detailed resolutions still require large amounts of computational resources.
A focus is put on the efficient utilization of modern computing systems
to address this need. Besides the scalability of the implementations, the
importance of single core optimization and vectorization is illustrated.
KOP uses discrete points to realize the coupling and allows for the interaction
between domains with differing discretizations and solved equation
systems. Arbitrary mesh configurations are supported and both, structured
and unstructured mesh solvers are available in the framework. In both framworks
explicit time integration methods are deployed to resolve the time
dependent simulations.
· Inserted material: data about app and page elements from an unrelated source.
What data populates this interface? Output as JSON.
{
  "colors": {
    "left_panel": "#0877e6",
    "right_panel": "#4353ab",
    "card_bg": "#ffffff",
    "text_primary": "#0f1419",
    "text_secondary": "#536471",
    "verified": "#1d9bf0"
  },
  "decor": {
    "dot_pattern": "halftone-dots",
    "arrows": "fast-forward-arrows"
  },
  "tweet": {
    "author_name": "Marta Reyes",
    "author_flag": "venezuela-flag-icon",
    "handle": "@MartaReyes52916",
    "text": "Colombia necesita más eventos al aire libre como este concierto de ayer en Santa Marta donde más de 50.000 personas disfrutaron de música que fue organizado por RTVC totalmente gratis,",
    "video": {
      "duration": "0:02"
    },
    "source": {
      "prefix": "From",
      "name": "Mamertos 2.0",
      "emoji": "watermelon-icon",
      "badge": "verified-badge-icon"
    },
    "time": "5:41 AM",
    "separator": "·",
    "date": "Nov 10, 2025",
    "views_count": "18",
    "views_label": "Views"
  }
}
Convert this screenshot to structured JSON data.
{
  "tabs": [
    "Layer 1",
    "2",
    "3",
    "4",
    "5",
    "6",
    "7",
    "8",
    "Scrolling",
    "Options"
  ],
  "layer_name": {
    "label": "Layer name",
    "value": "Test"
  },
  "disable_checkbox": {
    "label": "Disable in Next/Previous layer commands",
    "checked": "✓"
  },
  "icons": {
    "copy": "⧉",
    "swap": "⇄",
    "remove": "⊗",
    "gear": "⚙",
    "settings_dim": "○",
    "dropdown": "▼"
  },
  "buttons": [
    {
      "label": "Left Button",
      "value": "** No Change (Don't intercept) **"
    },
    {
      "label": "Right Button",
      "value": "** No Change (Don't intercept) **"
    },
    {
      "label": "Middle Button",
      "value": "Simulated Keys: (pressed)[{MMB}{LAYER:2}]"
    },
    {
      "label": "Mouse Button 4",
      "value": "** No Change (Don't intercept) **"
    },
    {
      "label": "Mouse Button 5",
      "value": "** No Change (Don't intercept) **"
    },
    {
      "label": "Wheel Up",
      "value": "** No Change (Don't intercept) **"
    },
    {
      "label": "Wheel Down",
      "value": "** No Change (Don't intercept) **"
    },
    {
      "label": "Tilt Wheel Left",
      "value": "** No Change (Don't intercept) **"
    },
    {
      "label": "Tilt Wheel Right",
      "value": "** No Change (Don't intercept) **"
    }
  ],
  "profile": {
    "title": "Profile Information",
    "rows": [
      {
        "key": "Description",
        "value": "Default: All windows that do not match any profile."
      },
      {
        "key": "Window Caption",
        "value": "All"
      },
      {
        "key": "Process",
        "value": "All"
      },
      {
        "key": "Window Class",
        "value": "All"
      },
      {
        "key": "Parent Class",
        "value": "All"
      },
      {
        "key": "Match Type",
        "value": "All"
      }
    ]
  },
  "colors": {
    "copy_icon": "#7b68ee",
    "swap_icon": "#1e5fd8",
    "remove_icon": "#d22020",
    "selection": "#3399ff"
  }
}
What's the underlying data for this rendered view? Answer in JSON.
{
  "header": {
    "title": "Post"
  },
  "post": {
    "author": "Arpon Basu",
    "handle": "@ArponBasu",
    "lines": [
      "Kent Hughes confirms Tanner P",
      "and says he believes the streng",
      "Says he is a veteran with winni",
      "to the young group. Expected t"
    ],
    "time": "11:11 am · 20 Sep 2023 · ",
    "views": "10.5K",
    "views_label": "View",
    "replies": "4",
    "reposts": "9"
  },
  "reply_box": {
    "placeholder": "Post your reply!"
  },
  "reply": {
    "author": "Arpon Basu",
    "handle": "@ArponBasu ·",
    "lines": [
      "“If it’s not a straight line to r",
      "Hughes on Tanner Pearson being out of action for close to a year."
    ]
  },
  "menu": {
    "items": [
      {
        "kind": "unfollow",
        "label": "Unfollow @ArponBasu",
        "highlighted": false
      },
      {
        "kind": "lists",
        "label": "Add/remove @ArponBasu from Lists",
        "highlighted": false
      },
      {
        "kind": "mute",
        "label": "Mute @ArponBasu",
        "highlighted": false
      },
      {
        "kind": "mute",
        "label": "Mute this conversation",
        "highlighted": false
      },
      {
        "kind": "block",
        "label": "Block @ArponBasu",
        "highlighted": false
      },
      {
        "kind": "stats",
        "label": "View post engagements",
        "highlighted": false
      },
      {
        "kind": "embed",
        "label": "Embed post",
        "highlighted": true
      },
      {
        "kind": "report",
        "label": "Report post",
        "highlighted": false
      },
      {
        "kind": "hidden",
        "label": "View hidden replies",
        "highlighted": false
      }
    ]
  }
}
The coupling allows for a varying time step width
over the participating domains by a sub-cycling method. Various conservation
laws can be solved by the presented frameworks ranging from Maxwell’s
equations and linearized Euler equations to full compressible Navier-Stokes
equations. A fully distributed coupling approach is developed that allows
for coupling of those in a large-scale simulation to solve, for example, aeroacoustic problems.
APES enables high-order discretizations in the spectral regime. It involves
a fully scalable toolchain for mesh-based simulations featuring a mesh
generation and a post-processing tool to support the solvers. The common
foundation of these tools is an Octree representation for the mesh, and
this work specifically covers the generation of high-order geometry approximations in the developed mesh generator Seeder. This robust mechanism works for arbitrarily complex surfaces and offers a practical way to tackle
engineering tasks with spectral element discretizations.